= AIM OF THE TASK =
Read the data and repeat all of it exactly.

= INFORMATION PROVIDED =

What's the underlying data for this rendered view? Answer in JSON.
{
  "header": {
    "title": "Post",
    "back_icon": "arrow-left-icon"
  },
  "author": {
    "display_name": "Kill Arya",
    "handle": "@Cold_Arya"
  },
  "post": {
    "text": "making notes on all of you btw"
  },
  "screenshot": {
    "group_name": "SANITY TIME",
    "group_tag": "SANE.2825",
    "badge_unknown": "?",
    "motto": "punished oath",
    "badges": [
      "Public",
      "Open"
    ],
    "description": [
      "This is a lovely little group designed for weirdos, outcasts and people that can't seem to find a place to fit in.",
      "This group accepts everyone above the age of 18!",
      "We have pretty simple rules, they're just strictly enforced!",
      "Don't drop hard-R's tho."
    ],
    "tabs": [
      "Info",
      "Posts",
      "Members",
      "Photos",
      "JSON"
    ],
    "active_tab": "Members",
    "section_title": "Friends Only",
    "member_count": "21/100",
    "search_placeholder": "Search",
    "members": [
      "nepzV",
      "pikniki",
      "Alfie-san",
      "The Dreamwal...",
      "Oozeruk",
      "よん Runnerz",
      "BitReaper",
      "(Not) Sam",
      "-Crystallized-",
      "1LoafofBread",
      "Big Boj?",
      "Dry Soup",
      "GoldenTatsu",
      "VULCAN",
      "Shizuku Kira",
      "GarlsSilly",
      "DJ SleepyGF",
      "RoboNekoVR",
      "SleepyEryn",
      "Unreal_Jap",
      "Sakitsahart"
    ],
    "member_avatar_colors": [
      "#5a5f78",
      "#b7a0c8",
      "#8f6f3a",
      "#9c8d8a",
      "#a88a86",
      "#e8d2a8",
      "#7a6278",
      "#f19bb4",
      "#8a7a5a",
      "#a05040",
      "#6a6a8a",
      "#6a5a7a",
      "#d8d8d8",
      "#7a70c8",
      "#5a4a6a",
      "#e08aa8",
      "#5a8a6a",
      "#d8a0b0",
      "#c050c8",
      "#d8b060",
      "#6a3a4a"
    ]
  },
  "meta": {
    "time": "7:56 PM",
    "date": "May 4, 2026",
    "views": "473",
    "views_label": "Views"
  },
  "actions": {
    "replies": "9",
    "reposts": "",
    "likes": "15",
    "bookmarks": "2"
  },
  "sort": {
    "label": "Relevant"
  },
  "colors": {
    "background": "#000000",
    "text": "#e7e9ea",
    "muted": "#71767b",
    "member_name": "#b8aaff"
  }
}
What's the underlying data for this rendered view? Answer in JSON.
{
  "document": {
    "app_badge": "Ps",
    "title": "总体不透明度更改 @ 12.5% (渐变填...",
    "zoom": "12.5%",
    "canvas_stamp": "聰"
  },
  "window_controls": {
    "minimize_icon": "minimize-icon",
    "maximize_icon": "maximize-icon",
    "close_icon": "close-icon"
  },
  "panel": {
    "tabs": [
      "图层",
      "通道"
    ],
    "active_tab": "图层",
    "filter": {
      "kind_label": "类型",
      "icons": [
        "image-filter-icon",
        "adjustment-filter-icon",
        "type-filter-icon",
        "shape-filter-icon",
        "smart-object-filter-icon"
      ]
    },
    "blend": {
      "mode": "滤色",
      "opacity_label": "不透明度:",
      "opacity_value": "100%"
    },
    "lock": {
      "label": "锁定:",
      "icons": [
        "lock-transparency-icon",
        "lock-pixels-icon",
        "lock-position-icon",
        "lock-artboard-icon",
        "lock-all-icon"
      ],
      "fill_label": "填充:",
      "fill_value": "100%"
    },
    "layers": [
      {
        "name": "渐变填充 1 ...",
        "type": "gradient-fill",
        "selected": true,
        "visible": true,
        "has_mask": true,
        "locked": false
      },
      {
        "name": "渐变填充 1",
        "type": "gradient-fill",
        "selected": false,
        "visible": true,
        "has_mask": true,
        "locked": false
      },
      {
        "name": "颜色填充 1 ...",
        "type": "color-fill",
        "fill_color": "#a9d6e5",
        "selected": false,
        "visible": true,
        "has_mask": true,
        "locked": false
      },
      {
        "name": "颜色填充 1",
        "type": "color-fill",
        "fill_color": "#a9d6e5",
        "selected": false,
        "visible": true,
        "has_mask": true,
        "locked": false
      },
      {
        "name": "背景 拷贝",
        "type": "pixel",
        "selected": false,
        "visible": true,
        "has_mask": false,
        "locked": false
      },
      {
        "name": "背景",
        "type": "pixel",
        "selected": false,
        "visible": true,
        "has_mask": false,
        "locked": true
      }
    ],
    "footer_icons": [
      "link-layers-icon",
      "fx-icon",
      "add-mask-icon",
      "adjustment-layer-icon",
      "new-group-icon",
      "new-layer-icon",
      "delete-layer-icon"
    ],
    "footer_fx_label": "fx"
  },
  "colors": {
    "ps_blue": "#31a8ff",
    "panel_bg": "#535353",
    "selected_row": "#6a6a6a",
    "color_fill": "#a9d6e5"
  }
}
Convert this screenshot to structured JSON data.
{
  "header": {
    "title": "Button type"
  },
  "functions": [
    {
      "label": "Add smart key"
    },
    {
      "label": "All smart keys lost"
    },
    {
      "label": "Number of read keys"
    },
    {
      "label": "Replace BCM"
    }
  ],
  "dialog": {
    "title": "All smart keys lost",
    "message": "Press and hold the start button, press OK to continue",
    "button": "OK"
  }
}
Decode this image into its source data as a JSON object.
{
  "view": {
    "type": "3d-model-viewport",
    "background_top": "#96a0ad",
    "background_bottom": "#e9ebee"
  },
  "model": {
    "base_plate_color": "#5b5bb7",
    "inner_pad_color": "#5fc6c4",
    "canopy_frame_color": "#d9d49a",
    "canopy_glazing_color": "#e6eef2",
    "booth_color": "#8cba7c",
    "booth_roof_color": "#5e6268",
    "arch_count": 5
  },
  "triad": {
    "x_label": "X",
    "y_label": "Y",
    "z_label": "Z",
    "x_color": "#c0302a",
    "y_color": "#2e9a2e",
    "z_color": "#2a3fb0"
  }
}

= EXERCISE RESPONSE =
What's the underlying data for this rendered view? Answer in JSON.
{
  "header": {
    "title": "Post",
    "back_icon": "arrow-left-icon"
  },
  "author": {
    "display_name": "Kill Arya",
    "handle": "@Cold_Arya"
  },
  "post": {
    "text": "making notes on all of you btw"
  },
  "screenshot": {
    "group_name": "SANITY TIME",
    "group_tag": "SANE.2825",
    "badge_unknown": "?",
    "motto": "punished oath",
    "badges": [
      "Public",
      "Open"
    ],
    "description": [
      "This is a lovely little group designed for weirdos, outcasts and people that can't seem to find a place to fit in.",
      "This group accepts everyone above the age of 18!",
      "We have pretty simple rules, they're just strictly enforced!",
      "Don't drop hard-R's tho."
    ],
    "tabs": [
      "Info",
      "Posts",
      "Members",
      "Photos",
      "JSON"
    ],
    "active_tab": "Members",
    "section_title": "Friends Only",
    "member_count": "21/100",
    "search_placeholder": "Search",
    "members": [
      "nepzV",
      "pikniki",
      "Alfie-san",
      "The Dreamwal...",
      "Oozeruk",
      "よん Runnerz",
      "BitReaper",
      "(Not) Sam",
      "-Crystallized-",
      "1LoafofBread",
      "Big Boj?",
      "Dry Soup",
      "GoldenTatsu",
      "VULCAN",
      "Shizuku Kira",
      "GarlsSilly",
      "DJ SleepyGF",
      "RoboNekoVR",
      "SleepyEryn",
      "Unreal_Jap",
      "Sakitsahart"
    ],
    "member_avatar_colors": [
      "#5a5f78",
      "#b7a0c8",
      "#8f6f3a",
      "#9c8d8a",
      "#a88a86",
      "#e8d2a8",
      "#7a6278",
      "#f19bb4",
      "#8a7a5a",
      "#a05040",
      "#6a6a8a",
      "#6a5a7a",
      "#d8d8d8",
      "#7a70c8",
      "#5a4a6a",
      "#e08aa8",
      "#5a8a6a",
      "#d8a0b0",
      "#c050c8",
      "#d8b060",
      "#6a3a4a"
    ]
  },
  "meta": {
    "time": "7:56 PM",
    "date": "May 4, 2026",
    "views": "473",
    "views_label": "Views"
  },
  "actions": {
    "replies": "9",
    "reposts": "",
    "likes": "15",
    "bookmarks": "2"
  },
  "sort": {
    "label": "Relevant"
  },
  "colors": {
    "background": "#000000",
    "text": "#e7e9ea",
    "muted": "#71767b",
    "member_name": "#b8aaff"
  }
}
What's the underlying data for this rendered view? Answer in JSON.
{
  "document": {
    "app_badge": "Ps",
    "title": "总体不透明度更改 @ 12.5% (渐变填...",
    "zoom": "12.5%",
    "canvas_stamp": "聰"
  },
  "window_controls": {
    "minimize_icon": "minimize-icon",
    "maximize_icon": "maximize-icon",
    "close_icon": "close-icon"
  },
  "panel": {
    "tabs": [
      "图层",
      "通道"
    ],
    "active_tab": "图层",
    "filter": {
      "kind_label": "类型",
      "icons": [
        "image-filter-icon",
        "adjustment-filter-icon",
        "type-filter-icon",
        "shape-filter-icon",
        "smart-object-filter-icon"
      ]
    },
    "blend": {
      "mode": "滤色",
      "opacity_label": "不透明度:",
      "opacity_value": "100%"
    },
    "lock": {
      "label": "锁定:",
      "icons": [
        "lock-transparency-icon",
        "lock-pixels-icon",
        "lock-position-icon",
        "lock-artboard-icon",
        "lock-all-icon"
      ],
      "fill_label": "填充:",
      "fill_value": "100%"
    },
    "layers": [
      {
        "name": "渐变填充 1 ...",
        "type": "gradient-fill",
        "selected": true,
        "visible": true,
        "has_mask": true,
        "locked": false
      },
      {
        "name": "渐变填充 1",
        "type": "gradient-fill",
        "selected": false,
        "visible": true,
        "has_mask": true,
        "locked": false
      },
      {
        "name": "颜色填充 1 ...",
        "type": "color-fill",
        "fill_color": "#a9d6e5",
        "selected": false,
        "visible": true,
        "has_mask": true,
        "locked": false
      },
      {
        "name": "颜色填充 1",
        "type": "color-fill",
        "fill_color": "#a9d6e5",
        "selected": false,
        "visible": true,
        "has_mask": true,
        "locked": false
      },
      {
        "name": "背景 拷贝",
        "type": "pixel",
        "selected": false,
        "visible": true,
        "has_mask": false,
        "locked": false
      },
      {
        "name": "背景",
        "type": "pixel",
        "selected": false,
        "visible": true,
        "has_mask": false,
        "locked": true
      }
    ],
    "footer_icons": [
      "link-layers-icon",
      "fx-icon",
      "add-mask-icon",
      "adjustment-layer-icon",
      "new-group-icon",
      "new-layer-icon",
      "delete-layer-icon"
    ],
    "footer_fx_label": "fx"
  },
  "colors": {
    "ps_blue": "#31a8ff",
    "panel_bg": "#535353",
    "selected_row": "#6a6a6a",
    "color_fill": "#a9d6e5"
  }
}
Convert this screenshot to structured JSON data.
{
  "header": {
    "title": "Button type"
  },
  "functions": [
    {
      "label": "Add smart key"
    },
    {
      "label": "All smart keys lost"
    },
    {
      "label": "Number of read keys"
    },
    {
      "label": "Replace BCM"
    }
  ],
  "dialog": {
    "title": "All smart keys lost",
    "message": "Press and hold the start button, press OK to continue",
    "button": "OK"
  }
}
Decode this image into its source data as a JSON object.
{
  "view": {
    "type": "3d-model-viewport",
    "background_top": "#96a0ad",
    "background_bottom": "#e9ebee"
  },
  "model": {
    "base_plate_color": "#5b5bb7",
    "inner_pad_color": "#5fc6c4",
    "canopy_frame_color": "#d9d49a",
    "canopy_glazing_color": "#e6eef2",
    "booth_color": "#8cba7c",
    "booth_roof_color": "#5e6268",
    "arch_count": 5
  },
  "triad": {
    "x_label": "X",
    "y_label": "Y",
    "z_label": "Z",
    "x_color": "#c0302a",
    "y_color": "#2e9a2e",
    "z_color": "#2a3fb0"
  }
}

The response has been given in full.